Research in the Karoly Lab is focused on the application of the Goal-Centered, Self-Regulatory, Automated, Social Systems Psychology (GRASSP) model in health psychology (pain) and psychopathology, especially subclinical forms of externalizing and internalizing disorders. Current projects include: (a) the study of the effects of experimentally-induced pain on aspects of cognitive control, (b) the study of goal framing on adjustment in young adults (college students) considered to be at risk for various forms of psychopathology, and (c) the continued development of questionnaires designed to assess key components of goal-guided self-regulation. In addition, Dr. Karoly is occupied with the completion of theoretical papers and texts that explain and elaborate the GRASSP model.
The Parent-Child Relations Lab (PCRL) focuses on parenting processes and children’s emotional and behavioral attributes that contribute to the emergence of early mental health problems in children. We study these processes in the context of a variety of risk conditions that potentially increase the experience of stress in the family, which in turn may act as a change agent to deflect positive trajectories. Our goal is integrate basic developmental processes and longitudinal methods in the study of parent-child relationships to better understand the complex pathways of influence that characterize the emergence of disorder during early childhood.

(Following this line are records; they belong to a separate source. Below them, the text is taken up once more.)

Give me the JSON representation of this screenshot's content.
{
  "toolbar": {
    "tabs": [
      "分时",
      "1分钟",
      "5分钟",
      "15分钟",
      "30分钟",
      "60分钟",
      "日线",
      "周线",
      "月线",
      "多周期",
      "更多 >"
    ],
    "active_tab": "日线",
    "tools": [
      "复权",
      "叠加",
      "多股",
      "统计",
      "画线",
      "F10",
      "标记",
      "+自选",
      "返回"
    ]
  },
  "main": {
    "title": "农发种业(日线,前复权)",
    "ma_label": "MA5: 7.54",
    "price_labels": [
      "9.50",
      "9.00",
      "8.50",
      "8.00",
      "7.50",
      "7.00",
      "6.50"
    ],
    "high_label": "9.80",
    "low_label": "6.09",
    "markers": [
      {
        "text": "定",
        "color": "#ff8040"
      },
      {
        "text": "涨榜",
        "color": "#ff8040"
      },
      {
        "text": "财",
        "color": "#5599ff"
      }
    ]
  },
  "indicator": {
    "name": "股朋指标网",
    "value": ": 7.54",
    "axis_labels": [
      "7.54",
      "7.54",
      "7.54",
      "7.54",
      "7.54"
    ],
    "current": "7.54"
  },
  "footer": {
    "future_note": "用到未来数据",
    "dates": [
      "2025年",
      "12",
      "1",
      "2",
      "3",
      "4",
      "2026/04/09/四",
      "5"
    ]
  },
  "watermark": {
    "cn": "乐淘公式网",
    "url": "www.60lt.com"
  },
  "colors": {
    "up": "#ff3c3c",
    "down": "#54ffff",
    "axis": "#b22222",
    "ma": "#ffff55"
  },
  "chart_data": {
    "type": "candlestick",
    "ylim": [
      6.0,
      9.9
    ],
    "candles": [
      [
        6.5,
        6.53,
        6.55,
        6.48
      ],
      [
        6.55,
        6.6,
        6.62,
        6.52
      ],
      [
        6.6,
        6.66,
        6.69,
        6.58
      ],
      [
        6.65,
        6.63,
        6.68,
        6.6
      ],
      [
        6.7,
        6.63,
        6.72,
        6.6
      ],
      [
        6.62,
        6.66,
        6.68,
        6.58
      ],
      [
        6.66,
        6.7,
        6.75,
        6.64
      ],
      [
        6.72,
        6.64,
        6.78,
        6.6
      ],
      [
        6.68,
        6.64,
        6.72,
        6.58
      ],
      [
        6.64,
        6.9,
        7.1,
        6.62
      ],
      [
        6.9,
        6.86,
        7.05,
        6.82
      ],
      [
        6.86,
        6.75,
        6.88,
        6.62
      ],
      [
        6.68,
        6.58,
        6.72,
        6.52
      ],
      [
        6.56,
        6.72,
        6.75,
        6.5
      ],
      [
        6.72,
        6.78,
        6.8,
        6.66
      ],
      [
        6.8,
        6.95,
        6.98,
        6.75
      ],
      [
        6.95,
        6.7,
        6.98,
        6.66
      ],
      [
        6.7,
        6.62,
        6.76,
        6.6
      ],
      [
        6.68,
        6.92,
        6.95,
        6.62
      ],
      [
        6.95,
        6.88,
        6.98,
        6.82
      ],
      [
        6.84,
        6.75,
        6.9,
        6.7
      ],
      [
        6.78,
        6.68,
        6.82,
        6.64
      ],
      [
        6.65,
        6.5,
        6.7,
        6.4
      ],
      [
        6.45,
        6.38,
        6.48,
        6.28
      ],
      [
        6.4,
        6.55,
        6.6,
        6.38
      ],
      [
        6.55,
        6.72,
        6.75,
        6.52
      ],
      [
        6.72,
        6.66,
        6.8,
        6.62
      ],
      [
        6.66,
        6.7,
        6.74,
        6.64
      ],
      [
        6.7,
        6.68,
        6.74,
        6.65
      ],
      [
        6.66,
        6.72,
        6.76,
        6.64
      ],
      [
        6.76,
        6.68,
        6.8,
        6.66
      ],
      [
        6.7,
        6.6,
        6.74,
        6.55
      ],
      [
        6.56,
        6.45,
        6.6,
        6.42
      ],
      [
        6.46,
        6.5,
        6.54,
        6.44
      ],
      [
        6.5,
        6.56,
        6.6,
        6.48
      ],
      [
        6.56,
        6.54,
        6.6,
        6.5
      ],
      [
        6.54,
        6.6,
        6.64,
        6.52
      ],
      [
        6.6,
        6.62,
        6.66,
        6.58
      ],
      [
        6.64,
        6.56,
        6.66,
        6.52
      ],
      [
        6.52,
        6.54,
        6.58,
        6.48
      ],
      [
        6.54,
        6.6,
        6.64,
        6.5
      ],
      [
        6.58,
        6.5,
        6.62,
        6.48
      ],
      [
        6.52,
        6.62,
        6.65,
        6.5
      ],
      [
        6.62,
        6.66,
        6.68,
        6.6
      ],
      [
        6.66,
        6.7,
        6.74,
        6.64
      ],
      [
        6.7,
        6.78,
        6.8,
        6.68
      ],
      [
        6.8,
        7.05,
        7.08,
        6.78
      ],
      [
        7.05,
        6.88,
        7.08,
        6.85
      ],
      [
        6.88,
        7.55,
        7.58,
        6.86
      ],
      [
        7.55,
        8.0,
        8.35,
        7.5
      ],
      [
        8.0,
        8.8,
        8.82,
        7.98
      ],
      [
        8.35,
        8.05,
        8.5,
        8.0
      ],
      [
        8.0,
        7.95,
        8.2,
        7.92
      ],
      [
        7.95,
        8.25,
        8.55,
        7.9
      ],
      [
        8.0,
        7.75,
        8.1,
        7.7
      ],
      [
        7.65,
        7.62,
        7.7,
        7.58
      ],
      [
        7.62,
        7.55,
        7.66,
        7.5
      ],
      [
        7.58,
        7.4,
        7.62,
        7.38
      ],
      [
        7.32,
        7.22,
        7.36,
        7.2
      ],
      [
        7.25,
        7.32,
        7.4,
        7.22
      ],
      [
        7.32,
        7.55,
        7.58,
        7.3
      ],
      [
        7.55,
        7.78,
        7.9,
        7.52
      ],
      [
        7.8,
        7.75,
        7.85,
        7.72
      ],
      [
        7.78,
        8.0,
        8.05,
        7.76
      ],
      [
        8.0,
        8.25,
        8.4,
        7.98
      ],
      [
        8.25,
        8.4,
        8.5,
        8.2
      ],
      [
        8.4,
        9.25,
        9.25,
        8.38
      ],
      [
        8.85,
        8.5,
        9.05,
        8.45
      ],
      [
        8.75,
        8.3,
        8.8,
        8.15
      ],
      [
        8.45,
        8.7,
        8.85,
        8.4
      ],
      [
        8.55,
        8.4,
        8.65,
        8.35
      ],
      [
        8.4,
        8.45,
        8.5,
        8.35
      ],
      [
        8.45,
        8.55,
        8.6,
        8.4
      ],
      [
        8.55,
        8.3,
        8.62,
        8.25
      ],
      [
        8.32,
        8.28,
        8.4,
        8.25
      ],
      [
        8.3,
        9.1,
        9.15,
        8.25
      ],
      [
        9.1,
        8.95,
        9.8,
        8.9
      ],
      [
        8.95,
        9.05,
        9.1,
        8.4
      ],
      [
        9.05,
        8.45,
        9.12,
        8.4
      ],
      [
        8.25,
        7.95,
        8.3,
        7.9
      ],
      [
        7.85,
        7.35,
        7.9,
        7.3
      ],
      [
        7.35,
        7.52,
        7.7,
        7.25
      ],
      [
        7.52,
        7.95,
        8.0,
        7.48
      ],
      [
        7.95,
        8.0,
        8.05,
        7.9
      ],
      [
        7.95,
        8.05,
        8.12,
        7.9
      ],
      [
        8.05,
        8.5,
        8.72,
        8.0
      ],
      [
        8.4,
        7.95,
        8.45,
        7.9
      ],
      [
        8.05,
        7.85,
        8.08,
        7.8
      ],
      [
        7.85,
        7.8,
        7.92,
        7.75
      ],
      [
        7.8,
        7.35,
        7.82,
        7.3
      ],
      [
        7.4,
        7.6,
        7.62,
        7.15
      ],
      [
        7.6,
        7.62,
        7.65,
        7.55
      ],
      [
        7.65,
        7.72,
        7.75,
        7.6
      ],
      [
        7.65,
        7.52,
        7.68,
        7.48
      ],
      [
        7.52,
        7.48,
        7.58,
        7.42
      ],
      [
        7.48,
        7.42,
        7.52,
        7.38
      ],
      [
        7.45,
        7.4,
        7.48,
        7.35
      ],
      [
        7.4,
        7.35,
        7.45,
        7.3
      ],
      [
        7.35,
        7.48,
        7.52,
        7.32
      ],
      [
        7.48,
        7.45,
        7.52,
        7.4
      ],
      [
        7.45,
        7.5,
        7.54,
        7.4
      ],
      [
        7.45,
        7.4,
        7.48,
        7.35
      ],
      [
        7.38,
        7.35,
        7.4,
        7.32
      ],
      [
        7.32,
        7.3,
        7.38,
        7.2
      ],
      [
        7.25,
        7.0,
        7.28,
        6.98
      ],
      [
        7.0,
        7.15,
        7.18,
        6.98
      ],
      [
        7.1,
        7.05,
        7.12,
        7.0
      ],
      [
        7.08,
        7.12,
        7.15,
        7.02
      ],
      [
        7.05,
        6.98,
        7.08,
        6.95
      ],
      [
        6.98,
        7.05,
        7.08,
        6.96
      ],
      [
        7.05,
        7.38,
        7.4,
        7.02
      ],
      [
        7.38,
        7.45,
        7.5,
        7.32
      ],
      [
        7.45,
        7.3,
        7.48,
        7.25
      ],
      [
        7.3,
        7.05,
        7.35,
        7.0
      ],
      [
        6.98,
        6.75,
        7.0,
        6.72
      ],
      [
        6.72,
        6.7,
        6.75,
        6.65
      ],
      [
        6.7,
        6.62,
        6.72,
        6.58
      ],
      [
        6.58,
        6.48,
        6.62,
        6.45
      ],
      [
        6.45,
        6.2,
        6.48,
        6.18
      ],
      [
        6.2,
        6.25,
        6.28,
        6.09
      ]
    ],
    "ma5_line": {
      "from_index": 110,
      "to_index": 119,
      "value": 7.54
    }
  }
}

The Chassin lab conducts research on developmental pathways of risk and resilience from childhood to adulthood. Our projects include longitudinal studies of the origins of alcohol, tobacco, and other drug use and the mechanisms through which these behaviors are transmitted across multiple generations.
The primary goal of Dr. Wolchik’s research is to advance our understanding of vulnerability and resilience among at-risk youths. Over the last 25 years, she has conducted research to identify the modifiable individual- and family-level processes that promote positive adaptation to parental divorce or parental death. She has developed empirically-based interventions to prevent the onset and/or exacerbation of problem outcomes for youths who experience these family disruptions. Randomized experimental trials have shown significant benefits of these programs on a wide array of mental and physical health outcomes. Short- and long-term follow-up studies have shown that these positive effects last up to 15 years after participation.
We seek to understand the causes, course, and consequences of problematic substance use through longitudinal epidemiological and case-control studies. Current research projects include (1) understanding links between cannabis use, psychotic-like experiences, and vascular health; (2) documenting the prevalence and correlates of vaping marijuana among college students; and (3) testing whether older adult marijuana users show neuropsychological impairment and functional impairment in everyday life.